Philippine Graft and Corruption
We can only imagine what the country would look like if these funds had been properly spent, but certainly there would be less poverty and more “island paradise.” The officials who squander the country’s resources have a stranglehold on the development and prosperity of the entire nation.
4. (PERC), a Hong Kong firm specializing in strategic business information and analysis, were Indonesia and Vietnam. In 2007, the Philippines dropped to last place of the 13 Asian economies studied by PERC.
Among the challenges to national development in the Philippines are graft and corruption, which are manifest in many various forms including bribery, kickbacks, embezzlement, vote buying, cronyism, and nepotism. Corruption Perceptions Index 2006 (Table 1), Global Corruption Report 2007, Transparency International
Billions allocated to infrastructure projects, community development, and improving the lives and health of the Filipino people have gone into individuals’ pockets, or Swiss bank accounts, instead of designated projects. Philippine Daily Inquirer, June 10, 1999, as cited in “Graft and Corruption: the Philippine Experience,” op. 502
7. cit., p. So, the Philippines has a relatively poor ranking, but quantifying graft gives a better idea of the impact on the nation. “Philippines More Corrupt Than Indonesia, Poll Says,” Katherine Espina, Bloomberg.com, March 13, 2007
The Marcos regime, which has been described as a kleptocracy, literally “rule by thieves,” made the Guinness Book of World Records in the late 1980s as the most corrupt government of all time. Fortunately, the situation has improved. cit., p. 504
Corruption has both political and socio-cultural roots: the political system and its institutions allow graft and corruption to flourish, but it is people, not institutions, who are robbing government funds. Additionally, corruption facilitates criminal enterprises such as black marketing and illegal gambling syndicates, both also prevalent.. 56, p. Corruption in Asia (Graph), Excerpt from Asian Intelligence Issue #701, March 1, 2006, Political Economic Risk Consultancy, Ltd.
1. Philippine Daily Inquirer, July 10, 1999, as cited in “Graft and Corruption: the Philippine Experience,” op. In September 1998, President Estrada said stealing would waste roughly 100 billion pesos (approximately USD2.5 billion), which translates to about 20% of the national budget proposed for 1999! In June 1999, President Estrada consistently applied this percentage, stating that 24.1 billion pesos (about USD600 million), or 20% of all government project funds spent the previous year, were lost to graft and corruption. The following month, Philippine Ombudsman Aniano Desierto claimed the government lost 1.4 trillion pesos (perhaps USD100 billion, varying exchange rate over 11 years) since 1988 when the Office began investigating government corruption, and continues to lose 100 million pesos daily, or 36.5 billion (roughly USD940 million) annually. (The Office of the Ombudsman is a special independent body to support the principles of honesty, integrity, and public accountability and to serve as the people’s protector and watchdog.) Although there is some variance in the figures, they serve to indicate the scale of graft.

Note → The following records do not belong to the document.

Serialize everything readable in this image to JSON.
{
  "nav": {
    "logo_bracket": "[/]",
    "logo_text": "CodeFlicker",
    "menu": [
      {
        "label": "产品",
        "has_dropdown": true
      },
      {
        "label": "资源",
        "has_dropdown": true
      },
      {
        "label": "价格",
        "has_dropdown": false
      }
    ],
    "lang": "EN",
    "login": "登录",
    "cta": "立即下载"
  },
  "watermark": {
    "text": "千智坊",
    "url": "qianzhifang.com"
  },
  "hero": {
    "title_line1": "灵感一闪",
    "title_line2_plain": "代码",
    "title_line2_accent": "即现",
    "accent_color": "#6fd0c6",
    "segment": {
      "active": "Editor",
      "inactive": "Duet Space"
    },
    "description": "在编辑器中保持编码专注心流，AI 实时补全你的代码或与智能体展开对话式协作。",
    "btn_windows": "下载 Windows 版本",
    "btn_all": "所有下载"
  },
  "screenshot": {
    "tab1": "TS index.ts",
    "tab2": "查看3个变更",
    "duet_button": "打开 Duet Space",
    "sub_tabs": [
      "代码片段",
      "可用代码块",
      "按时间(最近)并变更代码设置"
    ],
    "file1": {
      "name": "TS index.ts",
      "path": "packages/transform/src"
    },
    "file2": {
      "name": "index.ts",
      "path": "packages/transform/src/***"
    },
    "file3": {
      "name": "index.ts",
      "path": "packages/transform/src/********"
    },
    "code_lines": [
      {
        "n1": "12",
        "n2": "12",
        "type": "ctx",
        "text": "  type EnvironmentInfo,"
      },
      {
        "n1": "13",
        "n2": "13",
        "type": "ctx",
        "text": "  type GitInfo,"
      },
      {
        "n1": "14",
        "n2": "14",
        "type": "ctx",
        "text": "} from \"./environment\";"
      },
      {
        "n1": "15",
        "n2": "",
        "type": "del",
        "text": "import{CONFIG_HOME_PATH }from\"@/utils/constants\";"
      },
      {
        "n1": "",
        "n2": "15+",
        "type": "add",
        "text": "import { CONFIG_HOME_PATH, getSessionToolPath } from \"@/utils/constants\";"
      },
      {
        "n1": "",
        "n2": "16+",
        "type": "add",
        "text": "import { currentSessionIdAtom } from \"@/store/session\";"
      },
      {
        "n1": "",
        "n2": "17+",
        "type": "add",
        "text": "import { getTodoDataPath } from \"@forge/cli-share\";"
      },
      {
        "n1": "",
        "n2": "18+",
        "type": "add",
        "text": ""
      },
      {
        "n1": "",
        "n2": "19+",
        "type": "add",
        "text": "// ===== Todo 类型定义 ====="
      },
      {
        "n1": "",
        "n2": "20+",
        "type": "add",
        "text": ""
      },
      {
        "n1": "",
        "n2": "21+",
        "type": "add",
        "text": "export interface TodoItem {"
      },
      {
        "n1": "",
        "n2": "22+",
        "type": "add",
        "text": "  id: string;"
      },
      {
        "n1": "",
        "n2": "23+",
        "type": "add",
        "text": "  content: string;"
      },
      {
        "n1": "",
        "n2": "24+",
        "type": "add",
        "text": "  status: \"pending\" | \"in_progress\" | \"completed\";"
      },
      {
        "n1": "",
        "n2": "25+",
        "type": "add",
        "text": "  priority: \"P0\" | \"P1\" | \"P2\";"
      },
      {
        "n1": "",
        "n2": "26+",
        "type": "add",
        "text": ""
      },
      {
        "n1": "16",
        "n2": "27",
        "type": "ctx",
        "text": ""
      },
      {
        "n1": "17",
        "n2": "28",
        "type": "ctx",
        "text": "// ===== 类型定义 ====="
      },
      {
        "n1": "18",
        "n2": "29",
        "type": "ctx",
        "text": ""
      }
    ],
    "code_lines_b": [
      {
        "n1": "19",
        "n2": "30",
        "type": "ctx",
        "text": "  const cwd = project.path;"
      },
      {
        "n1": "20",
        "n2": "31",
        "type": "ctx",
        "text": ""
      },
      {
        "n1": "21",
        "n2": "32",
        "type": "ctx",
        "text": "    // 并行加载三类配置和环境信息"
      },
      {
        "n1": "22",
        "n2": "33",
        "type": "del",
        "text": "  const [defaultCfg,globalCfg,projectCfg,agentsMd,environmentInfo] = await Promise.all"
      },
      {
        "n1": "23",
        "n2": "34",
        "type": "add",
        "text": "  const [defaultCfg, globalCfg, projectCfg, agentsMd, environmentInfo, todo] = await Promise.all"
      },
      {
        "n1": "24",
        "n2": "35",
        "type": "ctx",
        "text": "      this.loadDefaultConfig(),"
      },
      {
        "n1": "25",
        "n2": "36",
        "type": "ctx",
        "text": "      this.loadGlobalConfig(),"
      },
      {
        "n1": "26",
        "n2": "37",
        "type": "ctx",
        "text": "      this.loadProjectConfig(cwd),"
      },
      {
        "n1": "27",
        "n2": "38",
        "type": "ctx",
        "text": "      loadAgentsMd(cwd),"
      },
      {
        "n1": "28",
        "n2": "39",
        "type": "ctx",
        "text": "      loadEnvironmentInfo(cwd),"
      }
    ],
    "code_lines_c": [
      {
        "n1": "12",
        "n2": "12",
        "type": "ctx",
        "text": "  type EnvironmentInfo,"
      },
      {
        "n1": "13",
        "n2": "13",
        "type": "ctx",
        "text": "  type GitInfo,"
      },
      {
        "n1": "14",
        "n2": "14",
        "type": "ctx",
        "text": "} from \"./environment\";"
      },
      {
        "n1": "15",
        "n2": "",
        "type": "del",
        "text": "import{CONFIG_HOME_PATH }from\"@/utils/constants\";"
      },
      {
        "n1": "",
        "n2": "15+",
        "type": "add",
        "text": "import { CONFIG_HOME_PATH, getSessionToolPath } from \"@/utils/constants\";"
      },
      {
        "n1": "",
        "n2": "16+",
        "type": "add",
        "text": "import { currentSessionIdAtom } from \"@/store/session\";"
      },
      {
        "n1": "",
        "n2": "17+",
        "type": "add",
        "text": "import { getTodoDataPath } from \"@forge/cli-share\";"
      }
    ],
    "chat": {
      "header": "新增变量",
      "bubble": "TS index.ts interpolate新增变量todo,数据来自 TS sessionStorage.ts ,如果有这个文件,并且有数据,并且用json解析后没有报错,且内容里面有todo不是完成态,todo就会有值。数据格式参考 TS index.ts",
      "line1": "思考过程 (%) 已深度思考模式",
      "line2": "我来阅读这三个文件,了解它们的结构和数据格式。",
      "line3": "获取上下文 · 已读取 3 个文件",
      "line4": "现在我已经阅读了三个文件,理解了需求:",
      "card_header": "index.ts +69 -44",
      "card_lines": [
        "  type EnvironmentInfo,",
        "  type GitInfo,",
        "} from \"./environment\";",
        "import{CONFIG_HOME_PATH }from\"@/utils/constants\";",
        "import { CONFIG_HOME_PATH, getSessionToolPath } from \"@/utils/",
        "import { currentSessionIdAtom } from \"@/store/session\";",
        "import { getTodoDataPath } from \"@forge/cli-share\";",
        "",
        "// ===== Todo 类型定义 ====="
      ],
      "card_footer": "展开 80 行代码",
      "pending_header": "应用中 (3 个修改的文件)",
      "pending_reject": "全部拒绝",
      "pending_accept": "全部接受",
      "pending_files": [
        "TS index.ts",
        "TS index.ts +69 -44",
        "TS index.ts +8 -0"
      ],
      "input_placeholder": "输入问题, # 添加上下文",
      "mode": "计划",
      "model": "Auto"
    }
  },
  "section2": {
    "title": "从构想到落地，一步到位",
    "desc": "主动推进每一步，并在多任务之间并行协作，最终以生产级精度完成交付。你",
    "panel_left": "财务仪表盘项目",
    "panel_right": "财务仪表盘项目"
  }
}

6. This article attempts to give an idea of the magnitude of the problem, while subsequent essays will focus on how some political institutions foster graft and corruption, and on socio-cultural aspects which seem to encourage taking opportunities to steal public funds.
It is difficult to quantify other costs of corruption, such as potential revenue lost to thriving black market industries, and foreign and domestic capital, businesses, and jobs these businesses would have created, all sources of new tax revenue, lost due to the high-risk investment climate caused by corruption. “Graft and Corruption: the Philippine Experience,” Nelson Nogot Moratalla, Deputy Director/ Dean of Academics, Philippine National Police Academy, Philippine Public Safety College, 113th International Training Course Participants’ Papers, Resource Material Series No. Additionally, it is likely that the many billions of pesos (estimated at 13 billion annually ) collected by illegal gambling syndicates, which could not operate without government acquiescence, come mainly from the poor who most need the government’s help and protection.
5. This travesty results in untold misery now, and guarantees more in the future. “‘Jueteng’ back in 7 provinces, says Archbishop Cruz,” Philippine Daily Inquirer, June 29, 2005
3. Philippine Daily Inquirer, September 7, 1998, as cited in “Graft and Corruption: the Philippine Experience,” p. In 2006, Transparency International, the Berlin-based non-profit, non-partisan organization founded in 1993 to curb corruption in international transactions, rated the Philippines less corrupt than 51 of 163 nations, but ranking among Asian nations is not good. The only Asian nations in 2006 receiving a worse rating than the Philippines from the Political Economic Risk Consultancy, Ltd